■ **PROBLEM TO SOLVE**
Only lines with the string "this" are wanted. Pull them out of the data.

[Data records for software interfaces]
==================================================
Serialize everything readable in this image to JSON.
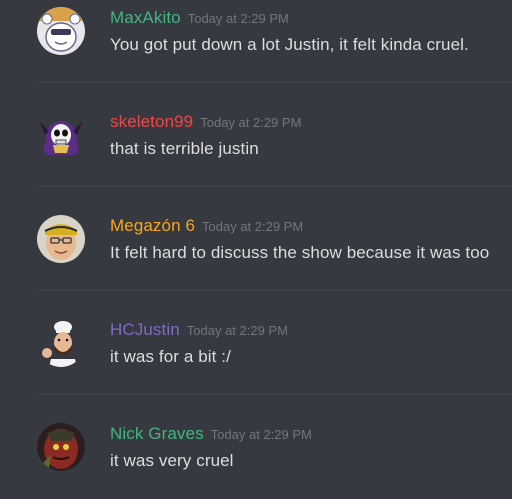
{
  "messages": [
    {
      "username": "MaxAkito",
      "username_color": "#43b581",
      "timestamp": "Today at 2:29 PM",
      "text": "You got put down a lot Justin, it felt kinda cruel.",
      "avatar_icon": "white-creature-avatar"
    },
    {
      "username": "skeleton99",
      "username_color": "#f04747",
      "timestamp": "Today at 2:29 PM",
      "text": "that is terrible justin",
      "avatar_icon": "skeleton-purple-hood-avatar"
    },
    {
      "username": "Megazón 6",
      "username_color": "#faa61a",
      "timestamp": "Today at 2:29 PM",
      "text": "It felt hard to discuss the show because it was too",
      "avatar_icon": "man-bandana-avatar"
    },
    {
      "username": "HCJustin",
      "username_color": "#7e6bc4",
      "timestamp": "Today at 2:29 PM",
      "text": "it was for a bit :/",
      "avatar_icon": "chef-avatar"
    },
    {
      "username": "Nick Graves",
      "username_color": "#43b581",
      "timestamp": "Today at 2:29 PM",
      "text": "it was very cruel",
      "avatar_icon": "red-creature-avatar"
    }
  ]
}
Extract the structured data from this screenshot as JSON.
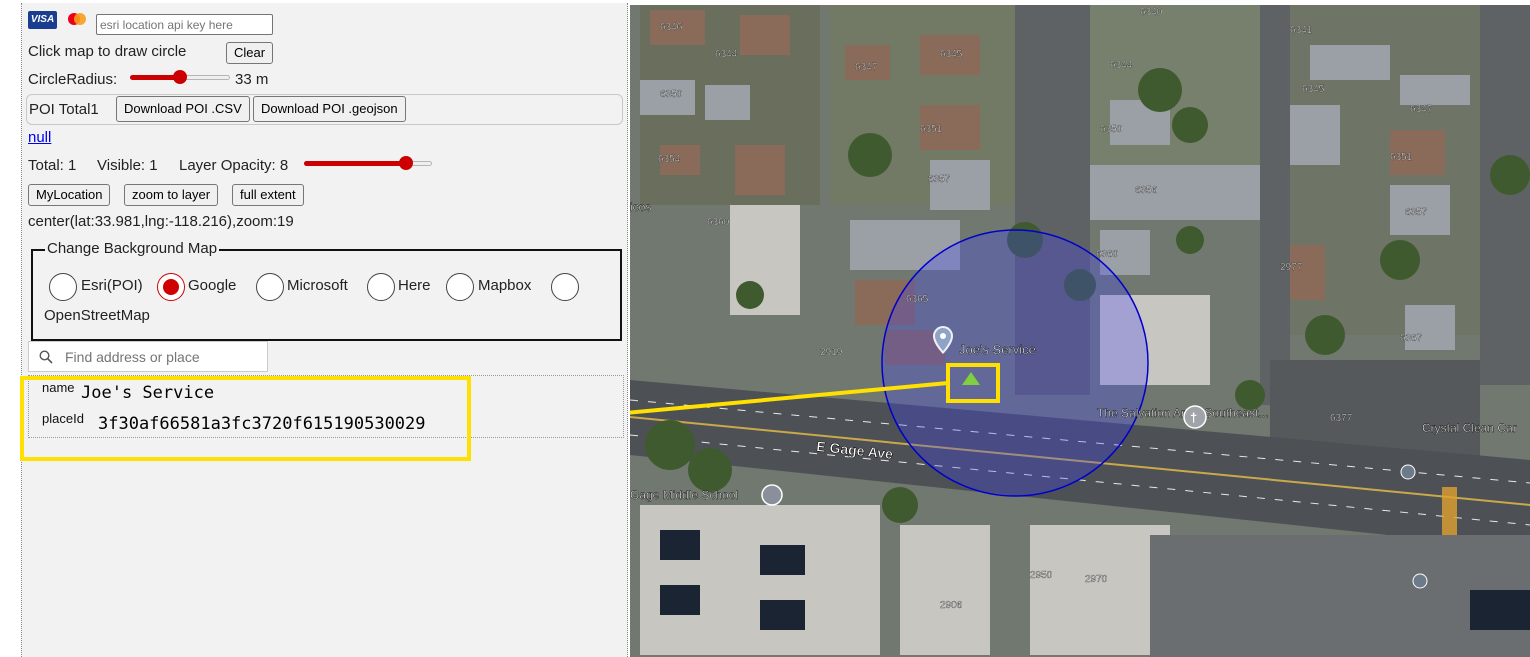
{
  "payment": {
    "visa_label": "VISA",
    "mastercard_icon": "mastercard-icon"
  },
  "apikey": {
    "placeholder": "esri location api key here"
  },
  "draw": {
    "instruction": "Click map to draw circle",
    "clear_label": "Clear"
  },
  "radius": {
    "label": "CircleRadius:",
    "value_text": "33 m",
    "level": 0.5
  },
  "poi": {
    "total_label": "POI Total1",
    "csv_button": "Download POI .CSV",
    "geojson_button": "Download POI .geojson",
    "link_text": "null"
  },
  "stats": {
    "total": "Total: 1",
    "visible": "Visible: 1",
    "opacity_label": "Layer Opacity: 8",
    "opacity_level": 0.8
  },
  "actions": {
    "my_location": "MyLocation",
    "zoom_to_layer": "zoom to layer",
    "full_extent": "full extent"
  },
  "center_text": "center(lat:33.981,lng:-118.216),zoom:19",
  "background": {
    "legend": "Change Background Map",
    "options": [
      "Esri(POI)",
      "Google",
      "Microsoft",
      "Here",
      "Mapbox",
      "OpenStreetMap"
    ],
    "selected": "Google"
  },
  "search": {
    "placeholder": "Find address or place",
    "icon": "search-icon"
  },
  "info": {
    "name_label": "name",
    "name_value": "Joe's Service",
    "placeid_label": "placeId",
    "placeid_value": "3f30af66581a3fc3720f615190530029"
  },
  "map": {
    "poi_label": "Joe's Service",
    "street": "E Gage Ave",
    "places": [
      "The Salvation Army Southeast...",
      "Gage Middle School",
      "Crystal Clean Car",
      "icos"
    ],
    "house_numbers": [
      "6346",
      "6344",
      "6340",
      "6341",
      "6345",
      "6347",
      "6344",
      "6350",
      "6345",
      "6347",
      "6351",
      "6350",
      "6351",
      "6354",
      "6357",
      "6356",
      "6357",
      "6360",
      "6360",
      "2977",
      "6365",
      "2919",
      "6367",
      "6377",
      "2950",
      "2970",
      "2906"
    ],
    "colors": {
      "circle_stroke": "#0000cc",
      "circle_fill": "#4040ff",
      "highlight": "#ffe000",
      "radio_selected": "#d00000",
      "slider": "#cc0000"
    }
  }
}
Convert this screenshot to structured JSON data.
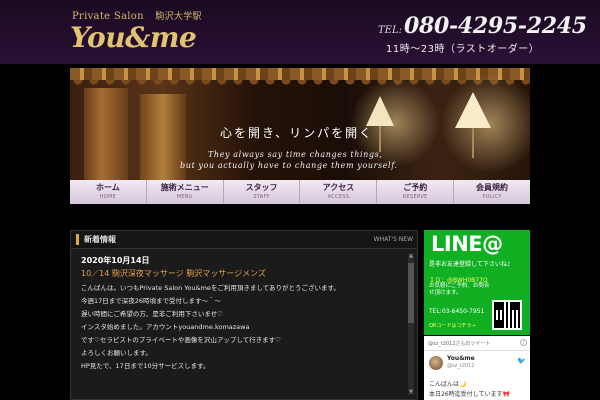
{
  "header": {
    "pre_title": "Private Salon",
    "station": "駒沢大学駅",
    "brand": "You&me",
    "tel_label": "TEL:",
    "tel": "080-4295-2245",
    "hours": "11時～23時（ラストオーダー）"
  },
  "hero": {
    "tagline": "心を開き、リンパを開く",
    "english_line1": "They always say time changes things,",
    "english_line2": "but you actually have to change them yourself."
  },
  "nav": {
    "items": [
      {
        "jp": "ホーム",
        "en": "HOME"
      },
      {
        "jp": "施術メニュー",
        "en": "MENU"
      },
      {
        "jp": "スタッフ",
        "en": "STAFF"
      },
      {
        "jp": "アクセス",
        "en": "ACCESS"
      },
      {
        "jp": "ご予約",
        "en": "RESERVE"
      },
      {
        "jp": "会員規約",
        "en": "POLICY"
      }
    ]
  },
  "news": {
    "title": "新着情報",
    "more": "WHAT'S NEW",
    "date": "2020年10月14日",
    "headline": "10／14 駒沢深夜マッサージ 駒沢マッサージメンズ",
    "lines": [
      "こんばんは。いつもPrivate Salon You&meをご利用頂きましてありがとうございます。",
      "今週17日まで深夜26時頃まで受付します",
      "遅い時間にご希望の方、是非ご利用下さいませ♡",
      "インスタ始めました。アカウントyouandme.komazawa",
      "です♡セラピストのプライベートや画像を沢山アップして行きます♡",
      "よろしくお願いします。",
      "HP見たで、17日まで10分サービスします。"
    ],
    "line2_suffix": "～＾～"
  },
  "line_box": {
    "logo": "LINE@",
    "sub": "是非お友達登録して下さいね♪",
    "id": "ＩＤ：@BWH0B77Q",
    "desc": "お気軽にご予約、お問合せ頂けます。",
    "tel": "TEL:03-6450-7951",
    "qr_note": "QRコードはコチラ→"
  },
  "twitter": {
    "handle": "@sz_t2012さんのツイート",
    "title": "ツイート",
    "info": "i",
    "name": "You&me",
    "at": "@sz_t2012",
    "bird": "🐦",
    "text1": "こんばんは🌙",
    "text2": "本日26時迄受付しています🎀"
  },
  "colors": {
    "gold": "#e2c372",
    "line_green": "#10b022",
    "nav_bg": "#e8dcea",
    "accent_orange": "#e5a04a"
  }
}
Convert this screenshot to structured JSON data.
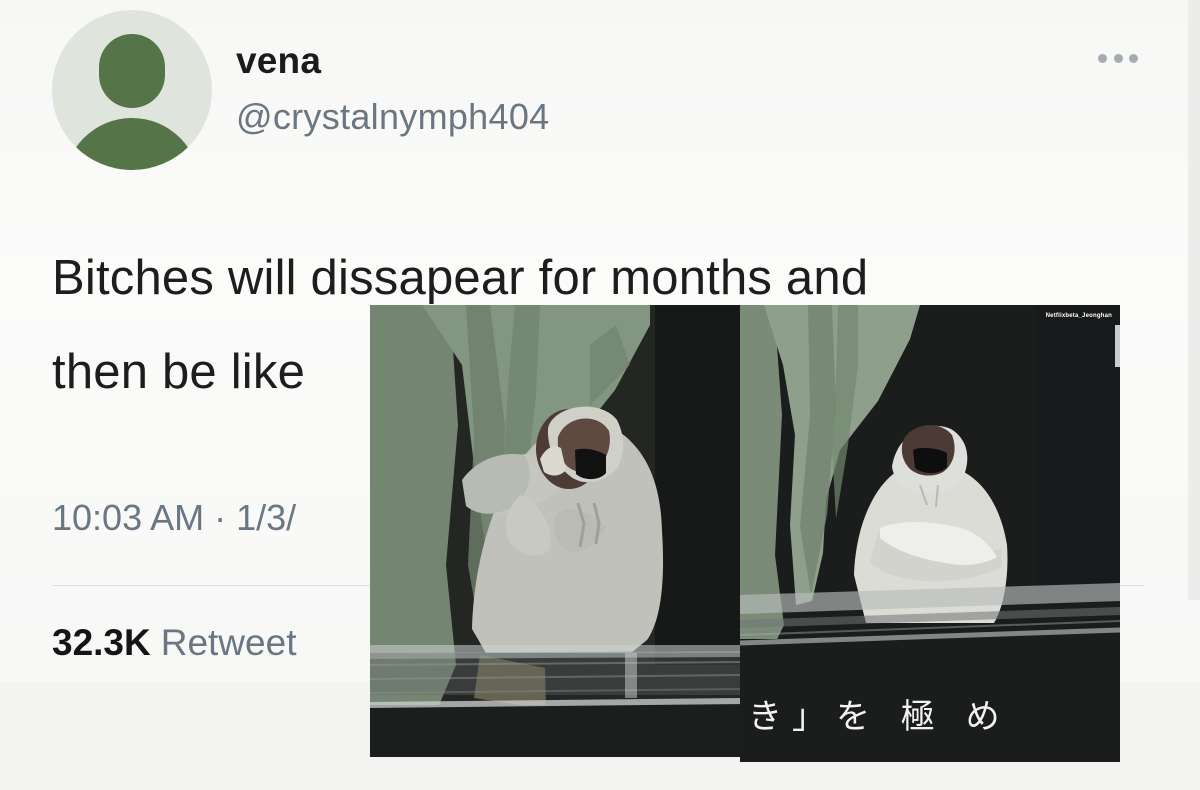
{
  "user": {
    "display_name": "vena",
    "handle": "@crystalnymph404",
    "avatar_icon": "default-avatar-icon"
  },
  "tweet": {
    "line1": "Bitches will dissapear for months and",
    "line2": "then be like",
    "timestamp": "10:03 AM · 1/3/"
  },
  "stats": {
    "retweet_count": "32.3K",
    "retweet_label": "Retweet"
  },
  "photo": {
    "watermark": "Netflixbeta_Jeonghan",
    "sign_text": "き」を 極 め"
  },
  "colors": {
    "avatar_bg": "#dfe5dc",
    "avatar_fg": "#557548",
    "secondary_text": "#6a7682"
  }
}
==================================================
■ **WRITTEN RESPONSE**
Serialize everything readable in this image to JSON.
Extract the structured data from this screenshot as JSON.
Convert this screenshot to structured JSON data.
Convert this screenshot to structured JSON data.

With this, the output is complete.